■ Exercise goal:
List all lines of the data that include the string "Window".

• • • • • • •

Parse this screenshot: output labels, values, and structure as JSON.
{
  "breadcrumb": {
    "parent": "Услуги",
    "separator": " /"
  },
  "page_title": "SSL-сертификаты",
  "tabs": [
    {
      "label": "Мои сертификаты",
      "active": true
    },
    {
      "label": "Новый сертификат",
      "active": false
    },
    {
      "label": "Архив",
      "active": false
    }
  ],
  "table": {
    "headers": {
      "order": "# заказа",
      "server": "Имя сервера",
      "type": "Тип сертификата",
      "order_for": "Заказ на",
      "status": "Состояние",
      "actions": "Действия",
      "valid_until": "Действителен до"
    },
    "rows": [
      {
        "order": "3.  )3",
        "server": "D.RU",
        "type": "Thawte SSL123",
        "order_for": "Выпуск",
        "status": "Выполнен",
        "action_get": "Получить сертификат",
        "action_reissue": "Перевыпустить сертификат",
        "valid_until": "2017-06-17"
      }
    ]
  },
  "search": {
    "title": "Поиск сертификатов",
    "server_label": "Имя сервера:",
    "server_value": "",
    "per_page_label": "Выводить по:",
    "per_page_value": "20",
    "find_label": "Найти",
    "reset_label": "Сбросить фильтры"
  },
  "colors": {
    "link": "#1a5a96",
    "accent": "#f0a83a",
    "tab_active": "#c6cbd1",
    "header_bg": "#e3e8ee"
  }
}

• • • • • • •

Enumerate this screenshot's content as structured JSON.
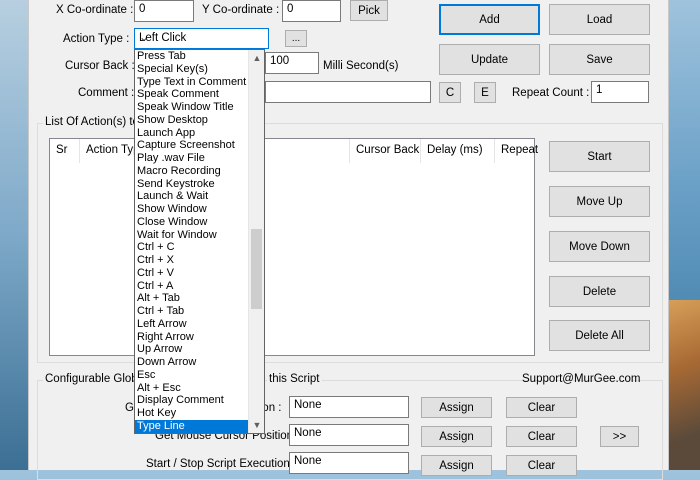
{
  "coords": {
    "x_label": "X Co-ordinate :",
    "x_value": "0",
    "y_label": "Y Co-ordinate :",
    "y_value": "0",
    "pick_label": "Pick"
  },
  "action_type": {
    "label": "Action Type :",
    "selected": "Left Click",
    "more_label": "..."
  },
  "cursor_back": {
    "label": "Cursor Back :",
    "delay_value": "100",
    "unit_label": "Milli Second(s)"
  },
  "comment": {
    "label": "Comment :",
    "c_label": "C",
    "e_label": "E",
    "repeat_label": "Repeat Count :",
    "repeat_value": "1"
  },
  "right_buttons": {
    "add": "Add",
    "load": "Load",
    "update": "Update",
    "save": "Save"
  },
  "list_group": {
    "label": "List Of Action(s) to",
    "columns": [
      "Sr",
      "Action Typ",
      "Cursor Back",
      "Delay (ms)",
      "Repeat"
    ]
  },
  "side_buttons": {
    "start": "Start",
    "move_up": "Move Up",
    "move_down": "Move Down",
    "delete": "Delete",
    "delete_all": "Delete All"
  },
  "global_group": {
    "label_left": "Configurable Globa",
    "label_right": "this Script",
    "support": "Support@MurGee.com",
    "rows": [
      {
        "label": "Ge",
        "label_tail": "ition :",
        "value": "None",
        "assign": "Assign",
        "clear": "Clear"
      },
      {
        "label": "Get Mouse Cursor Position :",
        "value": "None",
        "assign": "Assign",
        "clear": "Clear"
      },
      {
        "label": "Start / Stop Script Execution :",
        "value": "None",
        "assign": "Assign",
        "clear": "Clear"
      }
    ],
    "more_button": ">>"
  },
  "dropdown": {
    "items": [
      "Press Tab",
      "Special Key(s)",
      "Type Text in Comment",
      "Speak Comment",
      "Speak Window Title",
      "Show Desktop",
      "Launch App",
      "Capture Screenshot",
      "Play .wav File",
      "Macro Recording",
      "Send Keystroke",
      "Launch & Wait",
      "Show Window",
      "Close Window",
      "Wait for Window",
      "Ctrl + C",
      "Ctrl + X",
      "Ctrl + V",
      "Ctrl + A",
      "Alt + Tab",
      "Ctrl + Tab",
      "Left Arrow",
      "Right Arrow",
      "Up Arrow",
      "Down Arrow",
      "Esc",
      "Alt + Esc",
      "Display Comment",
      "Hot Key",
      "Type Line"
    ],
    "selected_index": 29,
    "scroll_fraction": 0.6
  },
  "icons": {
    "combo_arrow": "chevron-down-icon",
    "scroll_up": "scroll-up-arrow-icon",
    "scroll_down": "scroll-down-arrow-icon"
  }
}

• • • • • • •

■ Expected answer:
      "Speak Window Title",
      "Show Window",
      "Close Window",
      "Wait for Window",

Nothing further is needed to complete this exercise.